FAQ

What is Mastering?

 

Now that so many musicians are able to record entire albums in their own homes or studios, mastering is becoming an increasingly important stage in the music making process. Analogue mastering means your tunes (which may have lived their entire digital lives within your computer) will be played through a selection of classic, industry-standard and dedicated mastering outboard equipment – breathing real-world life into those ones and zeros of digital data.

Mastering is the final process (between mixing and replication) that allows you to fix problems and/or enhance the audio in order that your music sounds comparable to commercial music.

Mastering may involve some, all or none(!) of the following treatments:

  • cleaning up any ‘muddiness’ in the low end and the mix in general
  • reducing sibilance and/or harshness
  • smoothing out sonic irregularities
  • improving ambiance and/or presence
  • adding ‘air’ and ‘sparkle’
  • maximising volume (and creating consistency in levels across an album)
  • creating warmth and reducing the ‘digital’ sound

Often by the time a mix is done everyone involved is a little frazzled, having heard the songs many times over in order to get the mix right. The advantage of using a mastering engineer is their ‘fresh set of ears’ which can evaluate and treat the music in a non-biased and experienced fashion, applying only the processes the engineer thinks relevant to the overall presentation of the tracks rather than getting bogged down with details within a mix.

The other advantage of course is the the mastering-specific equipment found in mastering facilities like MASTERWORKS. This equipment has been designed and built with only the mastering process in mind. With ultra-clean converters, compressors, limiters and EQs etc. designed for only this one task, the advantage is audibly clear!
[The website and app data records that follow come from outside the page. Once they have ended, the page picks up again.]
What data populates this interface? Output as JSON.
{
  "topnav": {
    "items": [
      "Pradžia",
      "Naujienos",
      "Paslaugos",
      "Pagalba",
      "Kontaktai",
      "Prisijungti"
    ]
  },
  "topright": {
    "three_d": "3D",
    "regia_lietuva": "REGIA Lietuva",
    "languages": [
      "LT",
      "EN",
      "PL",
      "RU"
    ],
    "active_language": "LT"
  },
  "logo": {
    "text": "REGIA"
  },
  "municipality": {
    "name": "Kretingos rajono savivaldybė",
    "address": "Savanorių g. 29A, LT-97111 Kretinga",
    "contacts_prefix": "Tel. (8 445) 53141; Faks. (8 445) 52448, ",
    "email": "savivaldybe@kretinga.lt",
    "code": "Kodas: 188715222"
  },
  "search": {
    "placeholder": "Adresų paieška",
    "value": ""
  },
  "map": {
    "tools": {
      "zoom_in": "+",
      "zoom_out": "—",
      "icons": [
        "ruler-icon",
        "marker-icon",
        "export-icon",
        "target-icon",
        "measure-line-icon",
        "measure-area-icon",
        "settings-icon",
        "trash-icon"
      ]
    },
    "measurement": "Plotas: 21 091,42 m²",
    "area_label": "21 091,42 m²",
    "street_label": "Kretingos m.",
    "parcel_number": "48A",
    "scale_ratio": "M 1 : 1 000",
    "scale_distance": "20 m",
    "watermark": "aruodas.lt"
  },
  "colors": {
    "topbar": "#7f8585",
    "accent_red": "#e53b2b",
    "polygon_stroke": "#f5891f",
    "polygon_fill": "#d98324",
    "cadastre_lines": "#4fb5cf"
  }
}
Mastering can make the difference between your tune sounding like a demo or a radio-friendly record. If you are serious about your music and want to compete with the endless number of bands/artists out there, then your tunes need to been given every advantage possible.